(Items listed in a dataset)
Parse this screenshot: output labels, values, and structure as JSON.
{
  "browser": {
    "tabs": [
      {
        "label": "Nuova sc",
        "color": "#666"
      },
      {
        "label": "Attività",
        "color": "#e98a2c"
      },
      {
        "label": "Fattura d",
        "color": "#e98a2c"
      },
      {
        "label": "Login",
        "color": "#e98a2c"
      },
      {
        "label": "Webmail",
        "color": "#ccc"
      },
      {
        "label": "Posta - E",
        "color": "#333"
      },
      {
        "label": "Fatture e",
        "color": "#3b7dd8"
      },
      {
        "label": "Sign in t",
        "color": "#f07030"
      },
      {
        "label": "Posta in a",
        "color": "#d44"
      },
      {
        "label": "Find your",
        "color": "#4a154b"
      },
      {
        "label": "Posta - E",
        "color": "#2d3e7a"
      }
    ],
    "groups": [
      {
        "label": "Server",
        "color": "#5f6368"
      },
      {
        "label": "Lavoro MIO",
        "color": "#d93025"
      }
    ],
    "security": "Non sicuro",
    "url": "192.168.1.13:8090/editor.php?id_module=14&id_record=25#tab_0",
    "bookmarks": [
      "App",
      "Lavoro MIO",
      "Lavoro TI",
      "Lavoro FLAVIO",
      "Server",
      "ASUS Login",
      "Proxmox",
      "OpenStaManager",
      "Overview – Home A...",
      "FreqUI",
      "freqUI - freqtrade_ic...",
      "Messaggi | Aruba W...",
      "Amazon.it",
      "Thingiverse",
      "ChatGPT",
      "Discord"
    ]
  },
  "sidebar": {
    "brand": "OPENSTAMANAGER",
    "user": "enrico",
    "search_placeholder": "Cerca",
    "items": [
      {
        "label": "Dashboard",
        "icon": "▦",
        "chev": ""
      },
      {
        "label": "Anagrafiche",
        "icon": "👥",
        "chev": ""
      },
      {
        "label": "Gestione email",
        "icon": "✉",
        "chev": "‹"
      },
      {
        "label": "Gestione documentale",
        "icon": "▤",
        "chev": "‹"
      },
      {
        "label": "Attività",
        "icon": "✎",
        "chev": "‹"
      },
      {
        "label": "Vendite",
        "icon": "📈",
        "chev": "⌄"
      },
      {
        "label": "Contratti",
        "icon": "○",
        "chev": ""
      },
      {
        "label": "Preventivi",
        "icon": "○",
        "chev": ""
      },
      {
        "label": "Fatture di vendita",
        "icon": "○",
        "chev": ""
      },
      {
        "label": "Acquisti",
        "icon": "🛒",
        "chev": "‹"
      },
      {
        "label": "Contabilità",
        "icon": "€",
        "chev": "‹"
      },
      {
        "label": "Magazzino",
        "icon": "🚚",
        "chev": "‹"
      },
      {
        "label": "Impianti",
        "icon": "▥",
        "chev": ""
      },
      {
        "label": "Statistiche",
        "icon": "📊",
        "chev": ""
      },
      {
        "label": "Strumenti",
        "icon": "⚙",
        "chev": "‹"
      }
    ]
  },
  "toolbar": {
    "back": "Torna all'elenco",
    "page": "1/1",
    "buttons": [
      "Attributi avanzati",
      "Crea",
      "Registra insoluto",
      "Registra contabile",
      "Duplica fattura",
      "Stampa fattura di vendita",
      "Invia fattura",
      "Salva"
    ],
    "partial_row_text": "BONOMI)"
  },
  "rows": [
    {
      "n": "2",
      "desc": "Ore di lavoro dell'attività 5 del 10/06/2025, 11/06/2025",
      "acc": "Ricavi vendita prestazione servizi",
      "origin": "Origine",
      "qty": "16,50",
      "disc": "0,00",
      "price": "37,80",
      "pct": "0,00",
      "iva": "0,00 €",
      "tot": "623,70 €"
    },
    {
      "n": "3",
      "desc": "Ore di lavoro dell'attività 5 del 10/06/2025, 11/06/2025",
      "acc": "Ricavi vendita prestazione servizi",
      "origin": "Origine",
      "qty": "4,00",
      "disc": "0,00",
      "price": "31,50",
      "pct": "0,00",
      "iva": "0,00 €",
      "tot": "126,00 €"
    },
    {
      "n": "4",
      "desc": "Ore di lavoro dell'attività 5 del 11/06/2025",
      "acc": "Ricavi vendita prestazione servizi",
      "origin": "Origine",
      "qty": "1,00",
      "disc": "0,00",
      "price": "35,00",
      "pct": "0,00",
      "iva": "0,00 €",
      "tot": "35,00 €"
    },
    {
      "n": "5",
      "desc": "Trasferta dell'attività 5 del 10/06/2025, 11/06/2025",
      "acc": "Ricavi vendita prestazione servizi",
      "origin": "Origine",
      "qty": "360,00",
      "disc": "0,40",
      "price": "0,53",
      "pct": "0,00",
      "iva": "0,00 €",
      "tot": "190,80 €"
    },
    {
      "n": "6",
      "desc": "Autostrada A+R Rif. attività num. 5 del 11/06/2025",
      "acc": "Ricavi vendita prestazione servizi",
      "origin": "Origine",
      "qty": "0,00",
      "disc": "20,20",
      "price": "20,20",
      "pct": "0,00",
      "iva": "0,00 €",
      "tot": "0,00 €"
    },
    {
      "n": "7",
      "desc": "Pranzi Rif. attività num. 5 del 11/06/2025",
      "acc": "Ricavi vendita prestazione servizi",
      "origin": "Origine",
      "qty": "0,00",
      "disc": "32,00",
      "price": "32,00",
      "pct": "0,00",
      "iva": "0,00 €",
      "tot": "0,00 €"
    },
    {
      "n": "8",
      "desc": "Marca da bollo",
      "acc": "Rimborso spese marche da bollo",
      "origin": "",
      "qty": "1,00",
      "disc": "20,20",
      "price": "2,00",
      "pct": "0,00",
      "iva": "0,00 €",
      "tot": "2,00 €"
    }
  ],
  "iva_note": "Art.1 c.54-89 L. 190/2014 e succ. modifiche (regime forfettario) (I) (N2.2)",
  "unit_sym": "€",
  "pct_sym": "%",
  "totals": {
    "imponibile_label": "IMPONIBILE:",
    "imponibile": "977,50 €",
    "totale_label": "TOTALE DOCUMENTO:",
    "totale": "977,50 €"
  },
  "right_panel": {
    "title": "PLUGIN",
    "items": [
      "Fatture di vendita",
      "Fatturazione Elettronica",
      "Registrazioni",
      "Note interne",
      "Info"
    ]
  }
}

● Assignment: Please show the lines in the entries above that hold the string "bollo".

● Task result:
      "desc": "Marca da bollo",
      "acc": "Rimborso spese marche da bollo",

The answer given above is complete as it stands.